Task data:
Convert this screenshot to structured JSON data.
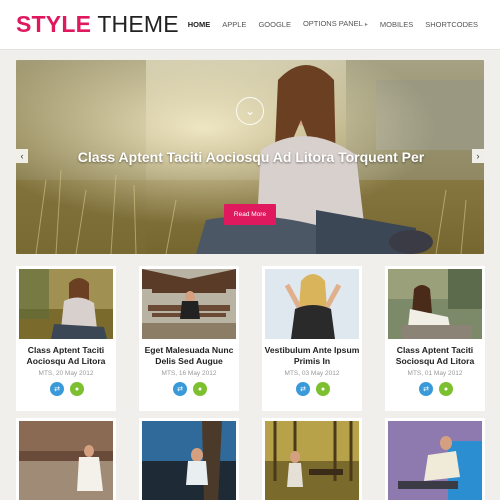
{
  "header": {
    "logo_part1": "STYLE",
    "logo_part2": "THEME",
    "nav": [
      "HOME",
      "APPLE",
      "GOOGLE",
      "OPTIONS PANEL",
      "MOBILES",
      "SHORTCODES"
    ],
    "nav_active": "HOME"
  },
  "slider": {
    "title": "Class Aptent Taciti Aociosqu Ad Litora Torquent Per",
    "button_label": "Read More",
    "down_icon": "chevron-down-icon",
    "prev_icon": "chevron-left-icon",
    "next_icon": "chevron-right-icon"
  },
  "posts": [
    {
      "title": "Class Aptent Taciti Aociosqu Ad Litora",
      "meta": "MTS, 20 May 2012"
    },
    {
      "title": "Eget Malesuada Nunc Delis Sed Augue",
      "meta": "MTS, 16 May 2012"
    },
    {
      "title": "Vestibulum Ante Ipsum Primis In",
      "meta": "MTS, 03 May 2012"
    },
    {
      "title": "Class Aptent Taciti Sociosqu Ad Litora",
      "meta": "MTS, 01 May 2012"
    }
  ],
  "colors": {
    "accent": "#e0195f",
    "share": "#3a9ad9",
    "comment": "#7cbf2f"
  }
}
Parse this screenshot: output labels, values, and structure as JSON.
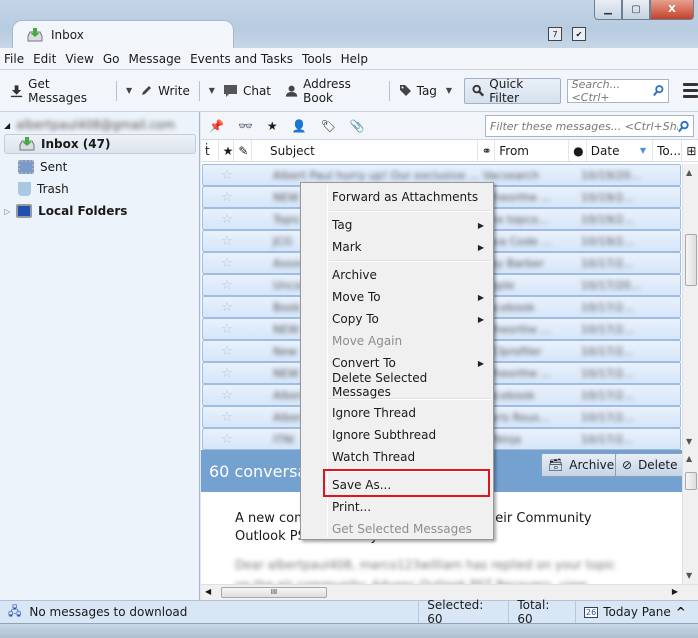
{
  "window": {
    "tab_title": "Inbox",
    "controls": {
      "minimize": "—",
      "maximize": "□",
      "close": "X"
    },
    "top_icons": [
      "calendar-icon",
      "tasks-icon"
    ],
    "calendar_day": "7"
  },
  "menubar": {
    "items": [
      {
        "label": "File",
        "accel": "F"
      },
      {
        "label": "Edit",
        "accel": "E"
      },
      {
        "label": "View",
        "accel": "V"
      },
      {
        "label": "Go",
        "accel": "G"
      },
      {
        "label": "Message",
        "accel": "M"
      },
      {
        "label": "Events and Tasks",
        "accel": "n"
      },
      {
        "label": "Tools",
        "accel": "T"
      },
      {
        "label": "Help",
        "accel": "H"
      }
    ]
  },
  "toolbar": {
    "get_messages": "Get Messages",
    "write": "Write",
    "chat": "Chat",
    "address_book": "Address Book",
    "tag": "Tag",
    "quick_filter": "Quick Filter",
    "search_placeholder": "Search... <Ctrl+"
  },
  "sidebar": {
    "account": "albertpaul408@gmail.com",
    "folders": [
      {
        "name": "Inbox (47)",
        "selected": true
      },
      {
        "name": "Sent"
      },
      {
        "name": "Trash"
      }
    ],
    "local_folders": "Local Folders"
  },
  "message_list": {
    "filter_placeholder": "Filter these messages... <Ctrl+Shift-",
    "columns": {
      "subject": "Subject",
      "from": "From",
      "date": "Date",
      "to": "To..."
    },
    "rows": [
      {
        "subject": "Albert Paul hurry up! Our exclusive ...",
        "from": "Vacsearch",
        "date": "10/19/20..."
      },
      {
        "subject": "NEW",
        "from": "Wheorthe ...",
        "date": "10/19/2..."
      },
      {
        "subject": "Topic",
        "from": "The topco...",
        "date": "10/19/2..."
      },
      {
        "subject": "JCG",
        "from": "Java Code ...",
        "date": "10/19/2..."
      },
      {
        "subject": "Assoc",
        "from": "Kay Barber",
        "date": "10/17/2..."
      },
      {
        "subject": "Uncon",
        "from": "Apple",
        "date": "10/17/20..."
      },
      {
        "subject": "Book",
        "from": "Facebook",
        "date": "10/17/2..."
      },
      {
        "subject": "NEW",
        "from": "Wheorthe ...",
        "date": "10/17/2..."
      },
      {
        "subject": "New",
        "from": "DCIprofiler",
        "date": "10/17/2..."
      },
      {
        "subject": "NEW",
        "from": "Wheorthe ...",
        "date": "10/17/2..."
      },
      {
        "subject": "Albert",
        "from": "Facebook",
        "date": "10/17/2..."
      },
      {
        "subject": "Albert",
        "from": "Paris Rous...",
        "date": "10/17/2..."
      },
      {
        "subject": "ITNi",
        "from": "ITNinja",
        "date": "10/17/2..."
      }
    ]
  },
  "summary": {
    "title": "60 conversations",
    "archive": "Archive",
    "delete": "Delete"
  },
  "preview": {
    "line1": "A new comment was posted on Advanc  eir Community",
    "line2": "Outlook PST Recovery",
    "blurred1": "Dear albertpaul408, marco123william has replied on your topic",
    "blurred2": "on the eir community: Advanc Outlook PST Recovery, view"
  },
  "context_menu": {
    "items": [
      {
        "label": "Forward as Attachments",
        "submenu": false,
        "disabled": false
      },
      {
        "label": "Tag",
        "submenu": true,
        "disabled": false
      },
      {
        "label": "Mark",
        "submenu": true,
        "disabled": false
      },
      {
        "label": "Archive",
        "submenu": false,
        "disabled": false
      },
      {
        "label": "Move To",
        "submenu": true,
        "disabled": false
      },
      {
        "label": "Copy To",
        "submenu": true,
        "disabled": false
      },
      {
        "label": "Move Again",
        "submenu": false,
        "disabled": true
      },
      {
        "label": "Convert To",
        "submenu": true,
        "disabled": false
      },
      {
        "label": "Delete Selected Messages",
        "submenu": false,
        "disabled": false
      },
      {
        "label": "Ignore Thread",
        "submenu": false,
        "disabled": false
      },
      {
        "label": "Ignore Subthread",
        "submenu": false,
        "disabled": false
      },
      {
        "label": "Watch Thread",
        "submenu": false,
        "disabled": false
      },
      {
        "label": "Save As...",
        "submenu": false,
        "disabled": false,
        "highlighted": true
      },
      {
        "label": "Print...",
        "submenu": false,
        "disabled": false
      },
      {
        "label": "Get Selected Messages",
        "submenu": false,
        "disabled": true
      }
    ],
    "highlight_color": "#e0141b"
  },
  "statusbar": {
    "message": "No messages to download",
    "selected": "Selected: 60",
    "total": "Total: 60",
    "today_pane": "Today Pane",
    "today_day": "26"
  }
}
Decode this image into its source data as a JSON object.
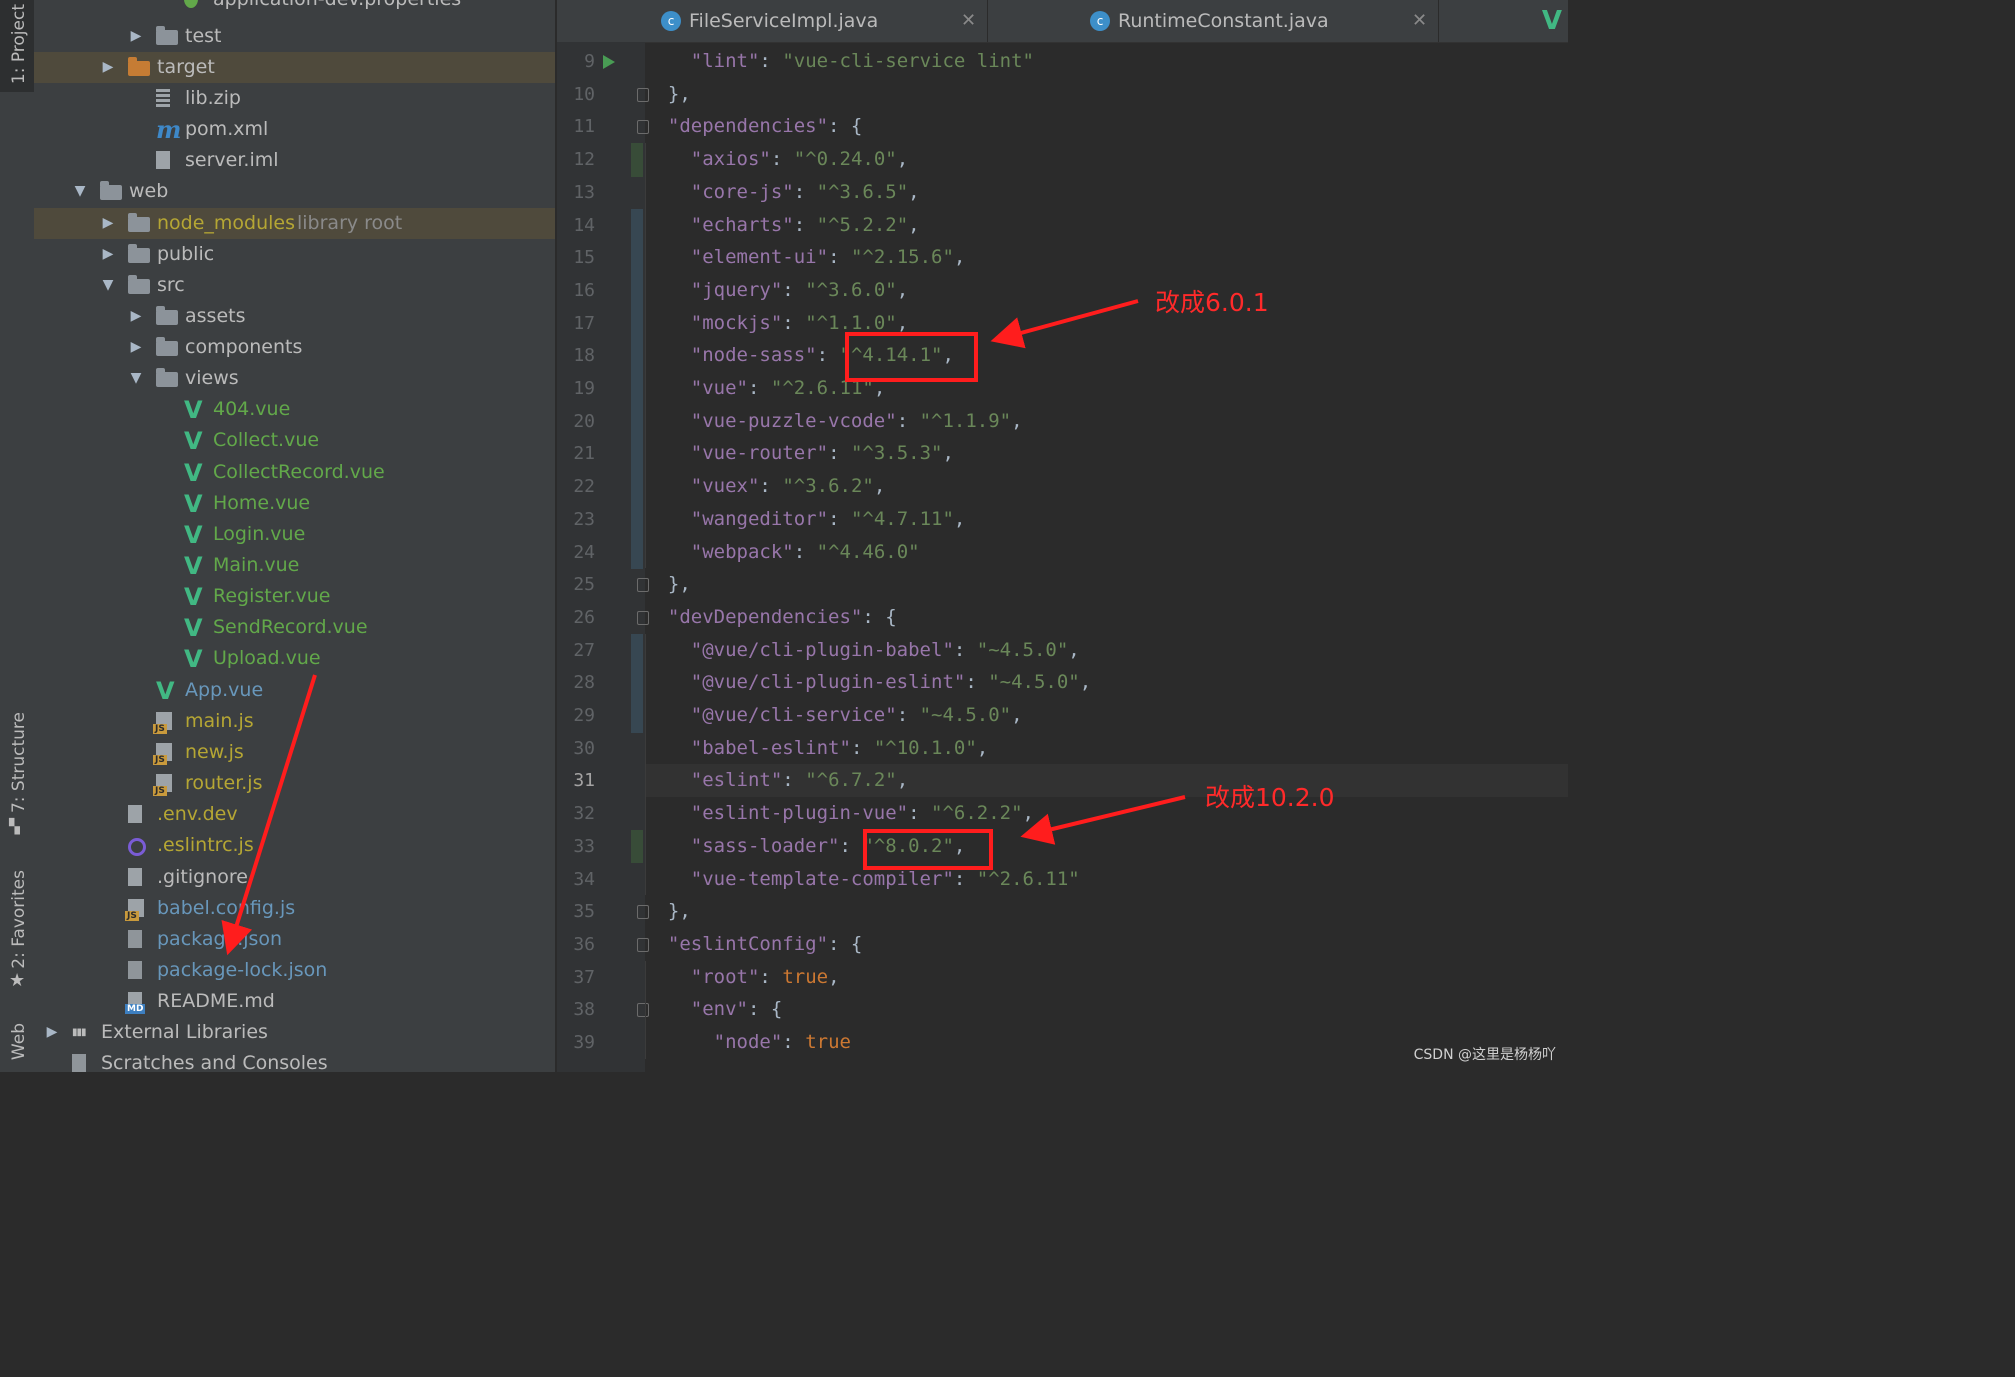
{
  "tool_strip": {
    "project_tab": "1: Project",
    "structure_tab": "7: Structure",
    "favorites_tab": "2: Favorites",
    "web_tab": "Web"
  },
  "project_tree": {
    "items": [
      {
        "label": "application-dev.properties",
        "icon": "spring-properties-icon"
      },
      {
        "label": "test",
        "icon": "folder-icon"
      },
      {
        "label": "target",
        "icon": "folder-excluded-icon"
      },
      {
        "label": "lib.zip",
        "icon": "archive-icon"
      },
      {
        "label": "pom.xml",
        "icon": "maven-icon"
      },
      {
        "label": "server.iml",
        "icon": "module-file-icon"
      },
      {
        "label": "web",
        "icon": "folder-icon"
      },
      {
        "label": "node_modules",
        "suffix": "library root",
        "icon": "folder-icon"
      },
      {
        "label": "public",
        "icon": "folder-icon"
      },
      {
        "label": "src",
        "icon": "folder-icon"
      },
      {
        "label": "assets",
        "icon": "folder-icon"
      },
      {
        "label": "components",
        "icon": "folder-icon"
      },
      {
        "label": "views",
        "icon": "folder-icon"
      },
      {
        "label": "404.vue",
        "icon": "vue-icon"
      },
      {
        "label": "Collect.vue",
        "icon": "vue-icon"
      },
      {
        "label": "CollectRecord.vue",
        "icon": "vue-icon"
      },
      {
        "label": "Home.vue",
        "icon": "vue-icon"
      },
      {
        "label": "Login.vue",
        "icon": "vue-icon"
      },
      {
        "label": "Main.vue",
        "icon": "vue-icon"
      },
      {
        "label": "Register.vue",
        "icon": "vue-icon"
      },
      {
        "label": "SendRecord.vue",
        "icon": "vue-icon"
      },
      {
        "label": "Upload.vue",
        "icon": "vue-icon"
      },
      {
        "label": "App.vue",
        "icon": "vue-icon"
      },
      {
        "label": "main.js",
        "icon": "js-file-icon"
      },
      {
        "label": "new.js",
        "icon": "js-file-icon"
      },
      {
        "label": "router.js",
        "icon": "js-file-icon"
      },
      {
        "label": ".env.dev",
        "icon": "text-file-icon"
      },
      {
        "label": ".eslintrc.js",
        "icon": "eslint-icon"
      },
      {
        "label": ".gitignore",
        "icon": "ignore-file-icon"
      },
      {
        "label": "babel.config.js",
        "icon": "js-file-icon"
      },
      {
        "label": "package.json",
        "icon": "json-file-icon"
      },
      {
        "label": "package-lock.json",
        "icon": "json-file-icon"
      },
      {
        "label": "README.md",
        "icon": "markdown-icon"
      },
      {
        "label": "External Libraries",
        "icon": "libraries-icon"
      },
      {
        "label": "Scratches and Consoles",
        "icon": "scratches-icon"
      }
    ]
  },
  "editor": {
    "tabs": [
      {
        "label": "FileServiceImpl.java",
        "icon": "java-class-icon"
      },
      {
        "label": "RuntimeConstant.java",
        "icon": "java-class-icon"
      }
    ],
    "current_line": 31,
    "lines": [
      {
        "n": "9",
        "tokens": [
          [
            "p",
            "  "
          ],
          [
            "k",
            "\"lint\""
          ],
          [
            "p",
            ": "
          ],
          [
            "s",
            "\"vue-cli-service lint\""
          ]
        ]
      },
      {
        "n": "10",
        "tokens": [
          [
            "p",
            "},"
          ]
        ]
      },
      {
        "n": "11",
        "tokens": [
          [
            "k",
            "\"dependencies\""
          ],
          [
            "p",
            ": {"
          ]
        ]
      },
      {
        "n": "12",
        "tokens": [
          [
            "p",
            "  "
          ],
          [
            "k",
            "\"axios\""
          ],
          [
            "p",
            ": "
          ],
          [
            "s",
            "\"^0.24.0\""
          ],
          [
            "p",
            ","
          ]
        ]
      },
      {
        "n": "13",
        "tokens": [
          [
            "p",
            "  "
          ],
          [
            "k",
            "\"core-js\""
          ],
          [
            "p",
            ": "
          ],
          [
            "s",
            "\"^3.6.5\""
          ],
          [
            "p",
            ","
          ]
        ]
      },
      {
        "n": "14",
        "tokens": [
          [
            "p",
            "  "
          ],
          [
            "k",
            "\"echarts\""
          ],
          [
            "p",
            ": "
          ],
          [
            "s",
            "\"^5.2.2\""
          ],
          [
            "p",
            ","
          ]
        ]
      },
      {
        "n": "15",
        "tokens": [
          [
            "p",
            "  "
          ],
          [
            "k",
            "\"element-ui\""
          ],
          [
            "p",
            ": "
          ],
          [
            "s",
            "\"^2.15.6\""
          ],
          [
            "p",
            ","
          ]
        ]
      },
      {
        "n": "16",
        "tokens": [
          [
            "p",
            "  "
          ],
          [
            "k",
            "\"jquery\""
          ],
          [
            "p",
            ": "
          ],
          [
            "s",
            "\"^3.6.0\""
          ],
          [
            "p",
            ","
          ]
        ]
      },
      {
        "n": "17",
        "tokens": [
          [
            "p",
            "  "
          ],
          [
            "k",
            "\"mockjs\""
          ],
          [
            "p",
            ": "
          ],
          [
            "s",
            "\"^1.1.0\""
          ],
          [
            "p",
            ","
          ]
        ]
      },
      {
        "n": "18",
        "tokens": [
          [
            "p",
            "  "
          ],
          [
            "k",
            "\"node-sass\""
          ],
          [
            "p",
            ": "
          ],
          [
            "s",
            "\"^4.14.1\""
          ],
          [
            "p",
            ","
          ]
        ]
      },
      {
        "n": "19",
        "tokens": [
          [
            "p",
            "  "
          ],
          [
            "k",
            "\"vue\""
          ],
          [
            "p",
            ": "
          ],
          [
            "s",
            "\"^2.6.11\""
          ],
          [
            "p",
            ","
          ]
        ]
      },
      {
        "n": "20",
        "tokens": [
          [
            "p",
            "  "
          ],
          [
            "k",
            "\"vue-puzzle-vcode\""
          ],
          [
            "p",
            ": "
          ],
          [
            "s",
            "\"^1.1.9\""
          ],
          [
            "p",
            ","
          ]
        ]
      },
      {
        "n": "21",
        "tokens": [
          [
            "p",
            "  "
          ],
          [
            "k",
            "\"vue-router\""
          ],
          [
            "p",
            ": "
          ],
          [
            "s",
            "\"^3.5.3\""
          ],
          [
            "p",
            ","
          ]
        ]
      },
      {
        "n": "22",
        "tokens": [
          [
            "p",
            "  "
          ],
          [
            "k",
            "\"vuex\""
          ],
          [
            "p",
            ": "
          ],
          [
            "s",
            "\"^3.6.2\""
          ],
          [
            "p",
            ","
          ]
        ]
      },
      {
        "n": "23",
        "tokens": [
          [
            "p",
            "  "
          ],
          [
            "k",
            "\"wangeditor\""
          ],
          [
            "p",
            ": "
          ],
          [
            "s",
            "\"^4.7.11\""
          ],
          [
            "p",
            ","
          ]
        ]
      },
      {
        "n": "24",
        "tokens": [
          [
            "p",
            "  "
          ],
          [
            "k",
            "\"webpack\""
          ],
          [
            "p",
            ": "
          ],
          [
            "s",
            "\"^4.46.0\""
          ]
        ]
      },
      {
        "n": "25",
        "tokens": [
          [
            "p",
            "},"
          ]
        ]
      },
      {
        "n": "26",
        "tokens": [
          [
            "k",
            "\"devDependencies\""
          ],
          [
            "p",
            ": {"
          ]
        ]
      },
      {
        "n": "27",
        "tokens": [
          [
            "p",
            "  "
          ],
          [
            "k",
            "\"@vue/cli-plugin-babel\""
          ],
          [
            "p",
            ": "
          ],
          [
            "s",
            "\"~4.5.0\""
          ],
          [
            "p",
            ","
          ]
        ]
      },
      {
        "n": "28",
        "tokens": [
          [
            "p",
            "  "
          ],
          [
            "k",
            "\"@vue/cli-plugin-eslint\""
          ],
          [
            "p",
            ": "
          ],
          [
            "s",
            "\"~4.5.0\""
          ],
          [
            "p",
            ","
          ]
        ]
      },
      {
        "n": "29",
        "tokens": [
          [
            "p",
            "  "
          ],
          [
            "k",
            "\"@vue/cli-service\""
          ],
          [
            "p",
            ": "
          ],
          [
            "s",
            "\"~4.5.0\""
          ],
          [
            "p",
            ","
          ]
        ]
      },
      {
        "n": "30",
        "tokens": [
          [
            "p",
            "  "
          ],
          [
            "k",
            "\"babel-eslint\""
          ],
          [
            "p",
            ": "
          ],
          [
            "s",
            "\"^10.1.0\""
          ],
          [
            "p",
            ","
          ]
        ]
      },
      {
        "n": "31",
        "tokens": [
          [
            "p",
            "  "
          ],
          [
            "k",
            "\"eslint\""
          ],
          [
            "p",
            ": "
          ],
          [
            "s",
            "\"^6.7.2\""
          ],
          [
            "p",
            ","
          ]
        ]
      },
      {
        "n": "32",
        "tokens": [
          [
            "p",
            "  "
          ],
          [
            "k",
            "\"eslint-plugin-vue\""
          ],
          [
            "p",
            ": "
          ],
          [
            "s",
            "\"^6.2.2\""
          ],
          [
            "p",
            ","
          ]
        ]
      },
      {
        "n": "33",
        "tokens": [
          [
            "p",
            "  "
          ],
          [
            "k",
            "\"sass-loader\""
          ],
          [
            "p",
            ": "
          ],
          [
            "s",
            "\"^8.0.2\""
          ],
          [
            "p",
            ","
          ]
        ]
      },
      {
        "n": "34",
        "tokens": [
          [
            "p",
            "  "
          ],
          [
            "k",
            "\"vue-template-compiler\""
          ],
          [
            "p",
            ": "
          ],
          [
            "s",
            "\"^2.6.11\""
          ]
        ]
      },
      {
        "n": "35",
        "tokens": [
          [
            "p",
            "},"
          ]
        ]
      },
      {
        "n": "36",
        "tokens": [
          [
            "k",
            "\"eslintConfig\""
          ],
          [
            "p",
            ": {"
          ]
        ]
      },
      {
        "n": "37",
        "tokens": [
          [
            "p",
            "  "
          ],
          [
            "k",
            "\"root\""
          ],
          [
            "p",
            ": "
          ],
          [
            "kw",
            "true"
          ],
          [
            "p",
            ","
          ]
        ]
      },
      {
        "n": "38",
        "tokens": [
          [
            "p",
            "  "
          ],
          [
            "k",
            "\"env\""
          ],
          [
            "p",
            ": {"
          ]
        ]
      },
      {
        "n": "39",
        "tokens": [
          [
            "p",
            "    "
          ],
          [
            "k",
            "\"node\""
          ],
          [
            "p",
            ": "
          ],
          [
            "kw",
            "true"
          ]
        ]
      }
    ]
  },
  "annotations": {
    "note_node_sass": "改成6.0.1",
    "note_sass_loader": "改成10.2.0",
    "color": "#ff1d1d"
  },
  "watermark": "CSDN @这里是杨杨吖",
  "colors": {
    "tree_bg": "#3c3f41",
    "editor_bg": "#2b2b2b",
    "json_key": "#9876aa",
    "json_string": "#6a8759",
    "json_keyword": "#cc7832",
    "vue_file": "#62a84a",
    "js_file": "#b5a634"
  }
}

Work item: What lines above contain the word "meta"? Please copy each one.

Result of the exercise:
      "meta": "MTS, 20 May 2012"
      "meta": "MTS, 16 May 2012"
      "meta": "MTS, 03 May 2012"
      "meta": "MTS, 01 May 2012"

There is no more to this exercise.